It does happen that as children get older and begin to form their own opinions, they may actually favor a particular grandparent, or, at least, have markedly different relationships with each one. “My parents spend time with my kids, playing and talking,” a mom-of-two who prefers to remain anonymous, tells Yahoo Parenting. “My in-laws on the other hand, think that giving my kids gifts is a symbol of love. However, when they visit or call, they make no effort to talk to my kids. I know that when it comes down to it, my kids have already figured out how to use my in-laws for gifts, and my parents for a loving relationship.”
Many moms I know expressed similar sentiments, though no one wanted to go on record. (As one quipped, “This is a loaded question. First names only, fake names, no names, doesn’t matter. Those grandparents will find you!”) While it may be a heated conversation that evokes deep-seated issues, Cohen believes that talking to the grandparents is the only way to improve the situation. “The most important thing is for kids to feel connected to their grandparents,” she says. “It has to do with the quality, not the quantity, of the time spent together. Grandparents who feel left out need to find a way to have a closer relationship with their grandchild. There are lots of different ways to be with kids: picking them up at school, drawing together, throwing a ball around, or just sitting on the couch and talking and laughing.”
And getting alone time with grandparents is also key. “Space, activities and personality all play a role in one set of grandparents being preferred over another,” Nancy Freeman-Carroll, a clinical psychologist-psychoanalyst and mother of tween twins, tells Yahoo Parenting. “Kids need time with, and gradually without, their parents around to evolve their own relationship with grandparents, to be relaxed in their presence and with their rules. When visits to grandparents always involve a lot of family, food and formality, then kids really don’t have time to warm up and get to know them, so the relationship remains superficial.”

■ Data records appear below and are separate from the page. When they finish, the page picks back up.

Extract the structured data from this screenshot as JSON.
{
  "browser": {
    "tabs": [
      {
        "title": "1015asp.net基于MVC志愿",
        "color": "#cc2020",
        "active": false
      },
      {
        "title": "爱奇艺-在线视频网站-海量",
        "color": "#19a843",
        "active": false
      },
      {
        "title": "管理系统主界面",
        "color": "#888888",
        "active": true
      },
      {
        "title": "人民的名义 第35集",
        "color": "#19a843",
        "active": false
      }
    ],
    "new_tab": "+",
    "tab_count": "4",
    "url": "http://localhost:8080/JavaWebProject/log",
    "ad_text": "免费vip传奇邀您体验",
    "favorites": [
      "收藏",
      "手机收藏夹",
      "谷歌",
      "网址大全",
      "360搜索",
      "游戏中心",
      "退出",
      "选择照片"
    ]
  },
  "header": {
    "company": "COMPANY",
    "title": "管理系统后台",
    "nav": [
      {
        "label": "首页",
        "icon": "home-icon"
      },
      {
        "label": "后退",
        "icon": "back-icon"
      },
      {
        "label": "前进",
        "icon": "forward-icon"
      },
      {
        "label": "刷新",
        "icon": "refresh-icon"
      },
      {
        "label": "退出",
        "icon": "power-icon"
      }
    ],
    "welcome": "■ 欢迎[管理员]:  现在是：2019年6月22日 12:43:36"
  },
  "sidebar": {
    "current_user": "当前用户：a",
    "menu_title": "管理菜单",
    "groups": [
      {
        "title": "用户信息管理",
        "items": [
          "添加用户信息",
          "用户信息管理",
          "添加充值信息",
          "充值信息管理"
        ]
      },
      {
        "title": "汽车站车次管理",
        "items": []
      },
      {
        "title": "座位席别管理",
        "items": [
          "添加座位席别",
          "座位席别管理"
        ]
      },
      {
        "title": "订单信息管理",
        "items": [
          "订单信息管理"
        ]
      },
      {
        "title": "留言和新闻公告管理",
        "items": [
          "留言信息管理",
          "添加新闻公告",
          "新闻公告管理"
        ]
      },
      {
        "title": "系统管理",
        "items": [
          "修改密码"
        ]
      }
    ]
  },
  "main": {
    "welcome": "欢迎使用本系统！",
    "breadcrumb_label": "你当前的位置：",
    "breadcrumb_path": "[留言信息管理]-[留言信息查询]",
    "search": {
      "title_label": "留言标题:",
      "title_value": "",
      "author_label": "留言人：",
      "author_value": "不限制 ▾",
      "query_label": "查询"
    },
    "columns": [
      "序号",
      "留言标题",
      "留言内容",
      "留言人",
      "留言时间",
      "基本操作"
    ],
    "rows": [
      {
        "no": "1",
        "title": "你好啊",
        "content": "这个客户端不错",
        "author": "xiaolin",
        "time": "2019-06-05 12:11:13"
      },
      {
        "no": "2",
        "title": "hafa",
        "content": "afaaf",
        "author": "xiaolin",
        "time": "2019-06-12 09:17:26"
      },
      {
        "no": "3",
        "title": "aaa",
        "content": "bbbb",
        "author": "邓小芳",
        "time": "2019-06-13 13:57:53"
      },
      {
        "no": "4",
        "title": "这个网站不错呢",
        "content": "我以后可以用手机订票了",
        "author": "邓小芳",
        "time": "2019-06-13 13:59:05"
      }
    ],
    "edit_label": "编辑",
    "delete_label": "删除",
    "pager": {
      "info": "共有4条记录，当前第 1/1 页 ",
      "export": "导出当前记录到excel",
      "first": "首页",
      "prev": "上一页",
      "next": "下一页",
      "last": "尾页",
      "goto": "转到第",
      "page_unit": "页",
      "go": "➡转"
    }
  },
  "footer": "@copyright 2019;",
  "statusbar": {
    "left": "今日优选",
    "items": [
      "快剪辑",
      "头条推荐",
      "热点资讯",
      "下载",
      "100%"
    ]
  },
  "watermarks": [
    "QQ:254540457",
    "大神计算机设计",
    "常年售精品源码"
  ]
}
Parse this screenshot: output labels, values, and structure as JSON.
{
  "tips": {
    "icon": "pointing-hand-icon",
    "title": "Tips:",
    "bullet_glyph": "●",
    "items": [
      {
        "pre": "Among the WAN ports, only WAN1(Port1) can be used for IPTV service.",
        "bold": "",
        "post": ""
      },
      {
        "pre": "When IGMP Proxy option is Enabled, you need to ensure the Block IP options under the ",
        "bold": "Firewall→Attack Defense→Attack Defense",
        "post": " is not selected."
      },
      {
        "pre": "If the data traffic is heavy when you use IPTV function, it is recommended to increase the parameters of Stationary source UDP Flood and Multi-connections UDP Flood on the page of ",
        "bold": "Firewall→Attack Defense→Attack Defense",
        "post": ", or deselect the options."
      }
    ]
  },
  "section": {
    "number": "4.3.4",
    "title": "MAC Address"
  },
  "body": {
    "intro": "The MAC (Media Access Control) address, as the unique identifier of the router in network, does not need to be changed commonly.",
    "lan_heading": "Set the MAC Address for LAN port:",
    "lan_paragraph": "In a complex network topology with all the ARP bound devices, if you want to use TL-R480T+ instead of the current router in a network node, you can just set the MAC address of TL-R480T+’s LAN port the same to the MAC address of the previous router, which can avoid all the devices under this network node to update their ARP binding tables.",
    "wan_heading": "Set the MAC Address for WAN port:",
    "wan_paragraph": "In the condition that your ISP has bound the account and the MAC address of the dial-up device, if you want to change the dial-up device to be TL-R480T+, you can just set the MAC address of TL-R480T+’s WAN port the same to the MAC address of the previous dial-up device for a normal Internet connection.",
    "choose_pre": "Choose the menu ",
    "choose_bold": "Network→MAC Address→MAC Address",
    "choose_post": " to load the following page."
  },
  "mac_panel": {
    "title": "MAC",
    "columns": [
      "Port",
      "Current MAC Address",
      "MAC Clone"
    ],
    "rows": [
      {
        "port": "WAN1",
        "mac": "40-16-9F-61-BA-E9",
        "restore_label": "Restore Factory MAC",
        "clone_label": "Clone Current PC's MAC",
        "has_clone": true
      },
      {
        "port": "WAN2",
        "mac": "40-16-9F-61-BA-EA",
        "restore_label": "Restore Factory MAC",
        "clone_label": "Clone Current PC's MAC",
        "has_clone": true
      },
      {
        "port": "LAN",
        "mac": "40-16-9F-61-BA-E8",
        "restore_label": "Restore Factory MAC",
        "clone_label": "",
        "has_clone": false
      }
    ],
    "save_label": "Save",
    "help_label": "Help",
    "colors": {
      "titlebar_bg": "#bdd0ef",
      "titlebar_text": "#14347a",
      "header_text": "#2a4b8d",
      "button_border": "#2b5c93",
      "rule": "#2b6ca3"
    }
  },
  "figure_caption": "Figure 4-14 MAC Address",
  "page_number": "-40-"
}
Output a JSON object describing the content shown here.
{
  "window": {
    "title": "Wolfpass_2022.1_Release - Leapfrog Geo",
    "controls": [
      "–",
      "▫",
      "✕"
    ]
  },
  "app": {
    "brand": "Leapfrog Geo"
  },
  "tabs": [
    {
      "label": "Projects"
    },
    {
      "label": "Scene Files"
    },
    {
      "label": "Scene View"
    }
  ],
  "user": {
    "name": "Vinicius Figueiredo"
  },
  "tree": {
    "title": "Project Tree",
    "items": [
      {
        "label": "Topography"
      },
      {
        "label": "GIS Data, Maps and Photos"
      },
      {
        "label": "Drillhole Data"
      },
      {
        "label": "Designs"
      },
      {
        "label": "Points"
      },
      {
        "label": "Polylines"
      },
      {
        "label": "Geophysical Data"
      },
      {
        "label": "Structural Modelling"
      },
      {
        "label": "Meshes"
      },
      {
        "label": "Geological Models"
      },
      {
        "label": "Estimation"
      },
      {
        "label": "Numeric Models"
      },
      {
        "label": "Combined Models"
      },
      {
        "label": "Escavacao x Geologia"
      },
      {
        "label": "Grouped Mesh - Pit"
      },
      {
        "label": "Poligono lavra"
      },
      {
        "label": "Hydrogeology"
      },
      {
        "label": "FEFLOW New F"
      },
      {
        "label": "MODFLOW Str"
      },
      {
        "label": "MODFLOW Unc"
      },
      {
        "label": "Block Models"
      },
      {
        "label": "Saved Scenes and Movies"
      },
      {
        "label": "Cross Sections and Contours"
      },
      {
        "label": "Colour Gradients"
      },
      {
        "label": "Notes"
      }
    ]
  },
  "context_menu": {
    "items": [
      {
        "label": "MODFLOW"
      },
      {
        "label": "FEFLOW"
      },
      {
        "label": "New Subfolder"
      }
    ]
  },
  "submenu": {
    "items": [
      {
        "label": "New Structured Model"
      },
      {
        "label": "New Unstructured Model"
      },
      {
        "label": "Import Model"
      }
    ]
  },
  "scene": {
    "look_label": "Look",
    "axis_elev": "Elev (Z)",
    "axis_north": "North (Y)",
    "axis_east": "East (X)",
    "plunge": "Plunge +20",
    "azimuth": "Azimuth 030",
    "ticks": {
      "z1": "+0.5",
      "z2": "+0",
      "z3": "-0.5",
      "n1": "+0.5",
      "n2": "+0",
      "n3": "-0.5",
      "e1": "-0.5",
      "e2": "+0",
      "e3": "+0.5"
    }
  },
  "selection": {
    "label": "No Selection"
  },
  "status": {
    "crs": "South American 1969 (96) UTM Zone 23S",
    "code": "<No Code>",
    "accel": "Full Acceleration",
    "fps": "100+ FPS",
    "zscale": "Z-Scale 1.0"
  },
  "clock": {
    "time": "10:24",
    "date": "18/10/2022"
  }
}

Of course, as with all relationships, the ones between grandchildren and grandparents ebb and flow. My daughter, now nine, recently told me that she thinks she enjoys spending time with her “abuela” (my mother-in-law) more than “grandma” (my mom) because “grandma’s around all the time, so it’s not as special.” But shhh, don’t tell my mother.